→ **DESCRIPTION OF THE TASK**
Starting at the line that contains "What data populates", quote each line exactly through the last line of the entries, both included.

→ **DATA FOR THIS TASK**
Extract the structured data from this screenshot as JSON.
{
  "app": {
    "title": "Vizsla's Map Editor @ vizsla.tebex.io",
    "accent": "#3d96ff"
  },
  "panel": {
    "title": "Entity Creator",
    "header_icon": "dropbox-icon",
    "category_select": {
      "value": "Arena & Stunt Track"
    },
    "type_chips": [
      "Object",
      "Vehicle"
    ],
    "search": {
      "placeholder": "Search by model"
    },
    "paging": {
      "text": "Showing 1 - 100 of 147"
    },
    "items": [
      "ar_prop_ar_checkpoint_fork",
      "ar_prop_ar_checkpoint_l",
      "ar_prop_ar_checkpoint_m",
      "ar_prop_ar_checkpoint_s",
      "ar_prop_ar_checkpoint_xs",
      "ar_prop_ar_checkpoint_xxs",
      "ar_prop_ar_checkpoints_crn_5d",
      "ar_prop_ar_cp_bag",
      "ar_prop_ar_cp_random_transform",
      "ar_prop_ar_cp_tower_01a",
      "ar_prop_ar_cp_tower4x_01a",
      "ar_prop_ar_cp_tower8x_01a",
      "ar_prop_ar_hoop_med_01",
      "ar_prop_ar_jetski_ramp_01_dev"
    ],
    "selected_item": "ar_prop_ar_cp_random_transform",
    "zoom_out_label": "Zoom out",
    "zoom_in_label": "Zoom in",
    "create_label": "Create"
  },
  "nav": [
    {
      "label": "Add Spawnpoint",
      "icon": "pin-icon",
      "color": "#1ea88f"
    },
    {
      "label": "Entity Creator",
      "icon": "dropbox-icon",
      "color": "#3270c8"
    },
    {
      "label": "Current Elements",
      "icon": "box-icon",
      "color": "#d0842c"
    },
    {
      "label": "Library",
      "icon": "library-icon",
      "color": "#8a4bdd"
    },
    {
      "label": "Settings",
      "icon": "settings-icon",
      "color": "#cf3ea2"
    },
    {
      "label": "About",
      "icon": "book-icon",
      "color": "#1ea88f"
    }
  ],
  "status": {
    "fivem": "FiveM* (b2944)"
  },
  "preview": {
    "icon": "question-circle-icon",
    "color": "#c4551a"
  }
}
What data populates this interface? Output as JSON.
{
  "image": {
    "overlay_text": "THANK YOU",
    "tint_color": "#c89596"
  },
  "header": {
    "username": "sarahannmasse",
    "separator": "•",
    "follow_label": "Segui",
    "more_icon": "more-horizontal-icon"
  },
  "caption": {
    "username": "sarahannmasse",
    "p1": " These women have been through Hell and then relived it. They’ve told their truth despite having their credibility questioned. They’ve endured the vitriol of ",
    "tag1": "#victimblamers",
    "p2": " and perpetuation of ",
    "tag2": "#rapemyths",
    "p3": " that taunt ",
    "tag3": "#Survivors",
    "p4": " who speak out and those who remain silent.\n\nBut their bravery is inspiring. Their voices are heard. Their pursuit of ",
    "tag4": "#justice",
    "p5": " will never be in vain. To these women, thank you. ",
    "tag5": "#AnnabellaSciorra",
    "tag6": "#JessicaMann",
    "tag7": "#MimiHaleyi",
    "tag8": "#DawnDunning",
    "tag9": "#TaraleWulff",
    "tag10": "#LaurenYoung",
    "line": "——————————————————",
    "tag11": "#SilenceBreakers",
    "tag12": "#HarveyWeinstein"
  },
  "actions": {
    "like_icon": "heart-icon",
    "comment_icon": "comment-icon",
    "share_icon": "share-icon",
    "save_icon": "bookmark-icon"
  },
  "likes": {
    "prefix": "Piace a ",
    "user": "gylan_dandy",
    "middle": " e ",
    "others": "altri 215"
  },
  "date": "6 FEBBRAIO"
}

→ **ANSWER TO THE EXERCISE**
What data populates this interface? Output as JSON.
{
  "image": {
    "overlay_text": "THANK YOU",
    "tint_color": "#c89596"
  },
  "header": {
    "username": "sarahannmasse",
    "separator": "•",
    "follow_label": "Segui",
    "more_icon": "more-horizontal-icon"
  },
  "caption": {
    "username": "sarahannmasse",
    "p1": " These women have been through Hell and then relived it. They’ve told their truth despite having their credibility questioned. They’ve endured the vitriol of ",
    "tag1": "#victimblamers",
    "p2": " and perpetuation of ",
    "tag2": "#rapemyths",
    "p3": " that taunt ",
    "tag3": "#Survivors",
    "p4": " who speak out and those who remain silent.\n\nBut their bravery is inspiring. Their voices are heard. Their pursuit of ",
    "tag4": "#justice",
    "p5": " will never be in vain. To these women, thank you. ",
    "tag5": "#AnnabellaSciorra",
    "tag6": "#JessicaMann",
    "tag7": "#MimiHaleyi",
    "tag8": "#DawnDunning",
    "tag9": "#TaraleWulff",
    "tag10": "#LaurenYoung",
    "line": "——————————————————",
    "tag11": "#SilenceBreakers",
    "tag12": "#HarveyWeinstein"
  },
  "actions": {
    "like_icon": "heart-icon",
    "comment_icon": "comment-icon",
    "share_icon": "share-icon",
    "save_icon": "bookmark-icon"
  },
  "likes": {
    "prefix": "Piace a ",
    "user": "gylan_dandy",
    "middle": " e ",
    "others": "altri 215"
  },
  "date": "6 FEBBRAIO"
}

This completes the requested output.